▶ [Excerpted data]
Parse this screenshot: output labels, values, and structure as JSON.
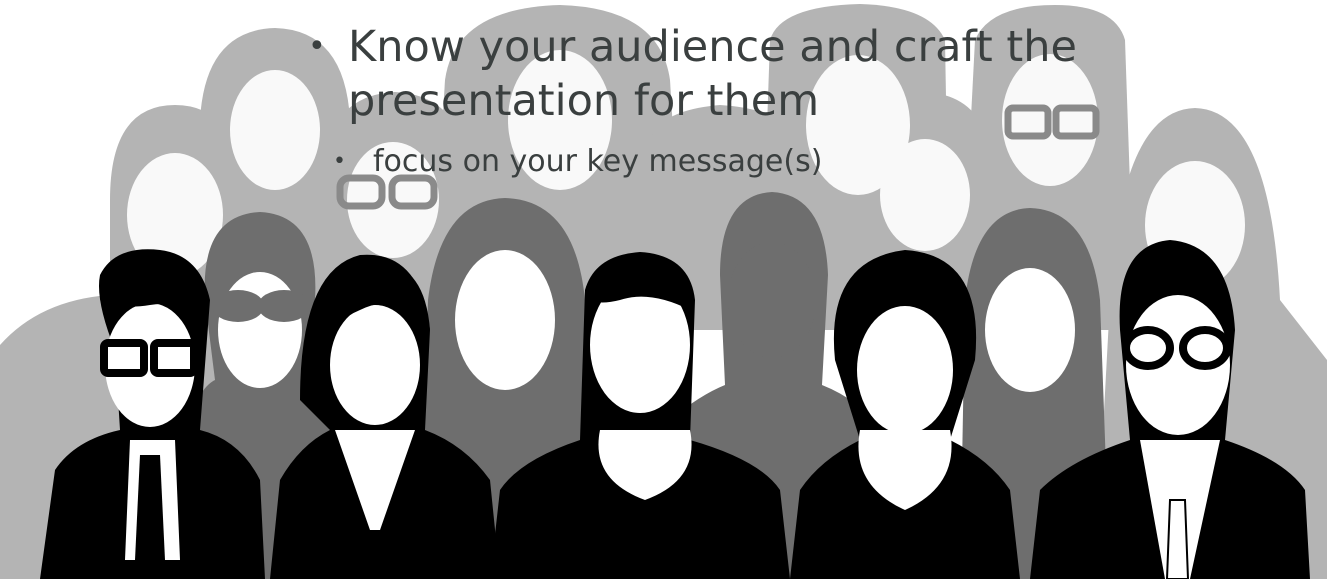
{
  "slide": {
    "bullets": [
      {
        "text": "Know your audience and craft the presentation for them"
      },
      {
        "text": "focus on your key message(s)"
      }
    ],
    "bullet_glyph": "•",
    "illustration": "audience-crowd-silhouettes",
    "colors": {
      "text": "#3a3f3f",
      "back_row": "#b4b4b4",
      "middle_row": "#6e6e6e",
      "front_row": "#000000",
      "faces": "#ffffff"
    }
  }
}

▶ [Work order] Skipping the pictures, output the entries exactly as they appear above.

▶ [Response to this task]
Parse this screenshot: output labels, values, and structure as JSON.
{
  "slide": {
    "bullets": [
      {
        "text": "Know your audience and craft the presentation for them"
      },
      {
        "text": "focus on your key message(s)"
      }
    ],
    "bullet_glyph": "•",
    "illustration": "audience-crowd-silhouettes",
    "colors": {
      "text": "#3a3f3f",
      "back_row": "#b4b4b4",
      "middle_row": "#6e6e6e",
      "front_row": "#000000",
      "faces": "#ffffff"
    }
  }
}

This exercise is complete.